There are a few ways to obtain some respite from intense heat. You can dip yourself into water, go underground or move higher up. We did the first on many occasions, considered the second when there was an option to see an old mine (decided against this: have been in caves and mines in the UK) but twice opted for the third idea of finding lower temperatures by seeking higher ground.
The title is a misnomer: there was no way we could have climbed anywhere. We hadn’t the energy to ‘ford ev’ry stream’ either. We did however have cable cars at our disposal and some of them were free with our special Kärnten Card, saving us about 16 euros each a time. The only fly in the ointment was persuading Dougie to conquer his fear of cable cars. This innate fear of dangling from wires came about after a trip to Matlock Bath in Derbyshire where the Heights of Abraham scared him so much he refused to go back down after the trip up, preferring to make his way down the hill on foot (See my winning post about this: This way to the Devil’s Arse)
Although he was eventually cajoled into trying cable cars again, if only for the benefit of a drop in temperature, Rory and I couldn’t convince him to face his other fear, that of multi-storey car parks. I’m not sure whether this panic is brought on by concrete posts, tight spaces or awkward ramps, but my husband would rather avoid them.
He prefers his car parks to look like this:
|Here we are parked at the Heinrich Harrer museum, Huttenberg (Dougie very happy)|

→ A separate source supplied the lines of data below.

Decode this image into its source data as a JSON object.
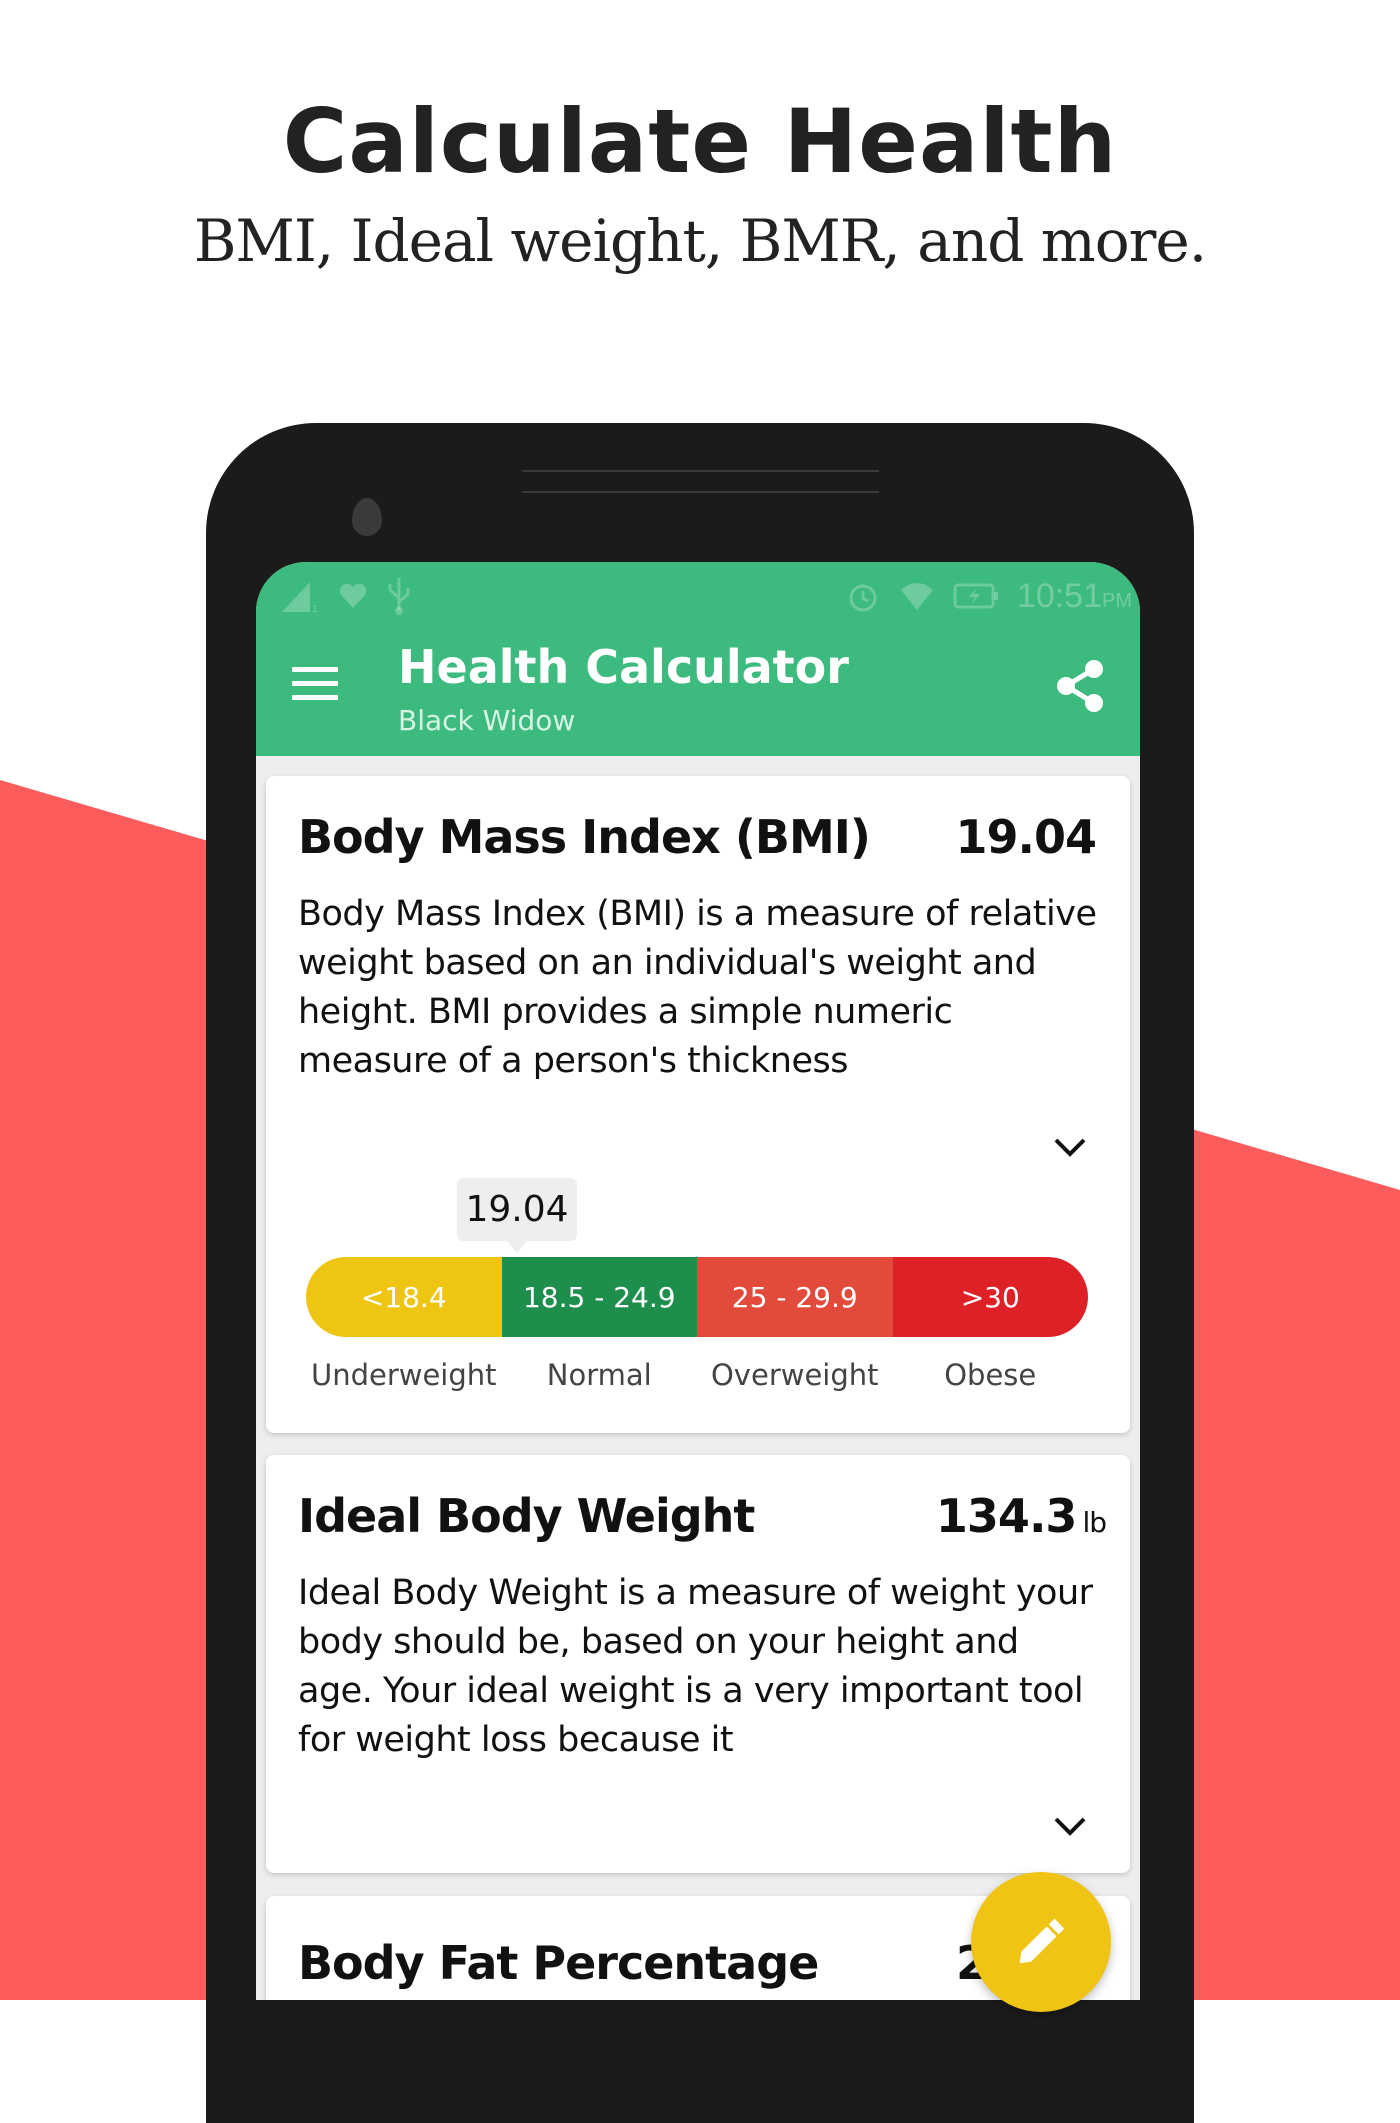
{
  "promo": {
    "title": "Calculate Health",
    "subtitle": "BMI, Ideal weight, BMR, and more."
  },
  "status_bar": {
    "left_icons": [
      "signal-icon",
      "heart-icon",
      "usb-icon"
    ],
    "right_icons": [
      "alarm-icon",
      "wifi-icon",
      "battery-charging-icon"
    ],
    "time": "10:51",
    "ampm": "PM"
  },
  "app_bar": {
    "title": "Health Calculator",
    "subtitle": "Black Widow",
    "menu_icon": "hamburger-menu-icon",
    "action_icon": "share-icon"
  },
  "colors": {
    "primary": "#3dba7e",
    "accent": "#f0c415",
    "background_red": "#fd5c5c"
  },
  "cards": [
    {
      "title": "Body Mass Index (BMI)",
      "value": "19.04",
      "unit": "",
      "description": "Body Mass Index (BMI) is a measure of relative weight based on an individual's weight and height. BMI provides a simple numeric measure of a person's thickness",
      "expand_icon": "chevron-down-icon"
    },
    {
      "title": "Ideal Body Weight",
      "value": "134.3",
      "unit": "lb",
      "description": "Ideal Body Weight is a measure of weight your body should be, based on your height and age. Your ideal weight is a very important tool for weight loss because it",
      "expand_icon": "chevron-down-icon"
    },
    {
      "title": "Body Fat Percentage",
      "value": "2"
    }
  ],
  "bmi_scale": {
    "current": "19.04",
    "segments": [
      {
        "range": "<18.4",
        "label": "Underweight",
        "color": "#efc514"
      },
      {
        "range": "18.5 - 24.9",
        "label": "Normal",
        "color": "#1e8e4c"
      },
      {
        "range": "25 - 29.9",
        "label": "Overweight",
        "color": "#e24b3b"
      },
      {
        "range": ">30",
        "label": "Obese",
        "color": "#de2027"
      }
    ]
  },
  "fab": {
    "icon": "edit-pencil-icon"
  }
}
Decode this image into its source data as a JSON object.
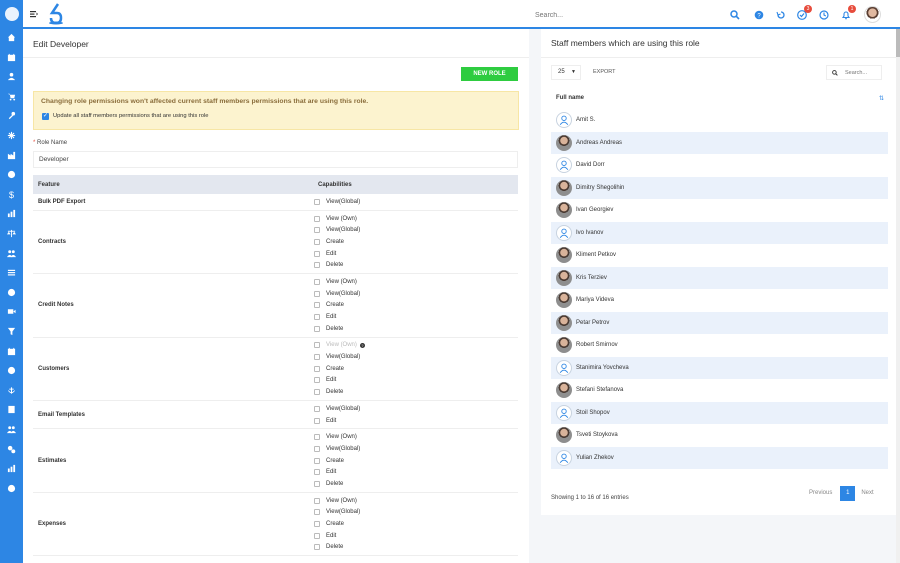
{
  "topbar": {
    "search_placeholder": "Search...",
    "tasks_badge": "3",
    "notifications_badge": "1"
  },
  "left": {
    "title": "Edit Developer",
    "new_role_label": "NEW ROLE",
    "alert_title": "Changing role permissions won't affected current staff members permissions that are using this role.",
    "alert_checkbox_label": "Update all staff members permissions that are using this role",
    "role_name_label": "Role Name",
    "role_name_value": "Developer",
    "table": {
      "col_feature": "Feature",
      "col_capabilities": "Capabilities",
      "rows": [
        {
          "feature": "Bulk PDF Export",
          "caps": [
            "View(Global)"
          ]
        },
        {
          "feature": "Contracts",
          "caps": [
            "View (Own)",
            "View(Global)",
            "Create",
            "Edit",
            "Delete"
          ]
        },
        {
          "feature": "Credit Notes",
          "caps": [
            "View (Own)",
            "View(Global)",
            "Create",
            "Edit",
            "Delete"
          ]
        },
        {
          "feature": "Customers",
          "caps": [
            "View (Own)",
            "View(Global)",
            "Create",
            "Edit",
            "Delete"
          ]
        },
        {
          "feature": "Email Templates",
          "caps": [
            "View(Global)",
            "Edit"
          ]
        },
        {
          "feature": "Estimates",
          "caps": [
            "View (Own)",
            "View(Global)",
            "Create",
            "Edit",
            "Delete"
          ]
        },
        {
          "feature": "Expenses",
          "caps": [
            "View (Own)",
            "View(Global)",
            "Create",
            "Edit",
            "Delete"
          ]
        }
      ]
    }
  },
  "right": {
    "title": "Staff members which are using this role",
    "page_length": "25",
    "export_label": "EXPORT",
    "search_placeholder": "Search...",
    "col_full_name": "Full name",
    "staff": [
      {
        "name": "Amit S.",
        "photo": false
      },
      {
        "name": "Andreas Andreas",
        "photo": true
      },
      {
        "name": "David Dorr",
        "photo": false
      },
      {
        "name": "Dimitry Shegolihin",
        "photo": true
      },
      {
        "name": "Ivan Georgiev",
        "photo": true
      },
      {
        "name": "Ivo Ivanov",
        "photo": false
      },
      {
        "name": "Kliment Petkov",
        "photo": true
      },
      {
        "name": "Kris Terziev",
        "photo": true
      },
      {
        "name": "Mariya Videva",
        "photo": true
      },
      {
        "name": "Petar Petrov",
        "photo": true
      },
      {
        "name": "Robert Smirnov",
        "photo": true
      },
      {
        "name": "Stanimira Yovcheva",
        "photo": false
      },
      {
        "name": "Stefani Stefanova",
        "photo": true
      },
      {
        "name": "Stoil Shopov",
        "photo": false
      },
      {
        "name": "Tsveti Stoykova",
        "photo": true
      },
      {
        "name": "Yulian Zhekov",
        "photo": false
      }
    ],
    "showing_text": "Showing 1 to 16 of 16 entries",
    "prev_label": "Previous",
    "current_page": "1",
    "next_label": "Next"
  },
  "colors": {
    "primary": "#2d86e4",
    "success": "#2ecc40",
    "alert_bg": "#fcf3cf",
    "badge": "#e74c3c"
  },
  "sidebar_icons": [
    "home-icon",
    "calendar-icon",
    "user-icon",
    "cart-icon",
    "wrench-icon",
    "snowflake-icon",
    "factory-icon",
    "globe-icon",
    "dollar-icon",
    "chart-icon",
    "balance-icon",
    "group-icon",
    "list-icon",
    "help-icon",
    "video-icon",
    "filter-icon",
    "calendar-icon",
    "user-circle-icon",
    "anchor-icon",
    "contact-icon",
    "group-icon",
    "cogs-icon",
    "chart-icon",
    "settings-icon"
  ]
}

This was a pity as it would seem from the information given that there was indeed a multi-storey car park at the bottom of Gerlitzen, the mountain we were planning to ascend. To avoid any further stress, we parked at the lakeside, another 600 metres or so away. When we eventually reached the cable car station, feeling very hot and sweaty, we realised the ‘multi-storey’ car park was little more than two large areas, one under a roof, one in the open air, with a very wide, accommodating ramp between the two. Dougie admitted he could have quite happily given this one a go.
To his credit, he did manage the two cable-cars which we needed to ride on to reach Gerlitzen, 2000m above sea level and he even agreed to go back down the same way, which was handy.
The view at the top was beautiful but even more welcome were the breeze and cooler temperatures. High on a mountain in Austria I was inspired to channel Julie Andrews once again and belt out The hills are alive with the sound of music to the bemusement of all the paragliders who had congregated at the summit.
|Note to self: Julie Andrews did not carry a camera case when she sang The Sound of Music
|Paraglider about to take off. Lake Worthersee in the distance.
Our second cable car experience came some days later when we drove to the base station at Arnoldstein to ride the very steep Dreilanderek Cable Car. We were very keen to try this as the mountain summit is a unique meeting point of three countries: Austria, Italy and Slovenia. When we jumped off the cable car at the top we weren’t greeted with a cooling breeze. There weren’t any paragliders either, which should have given us a clue that this mountain wasn’t going to provide us with any break from the hot sun. The heat was enveloping and our tempers were frayed. In order to reach the very top we would have to walk a good bit further. The photo below shows the distance we would have to hike:
Mother Abbess would have been extremely pleased.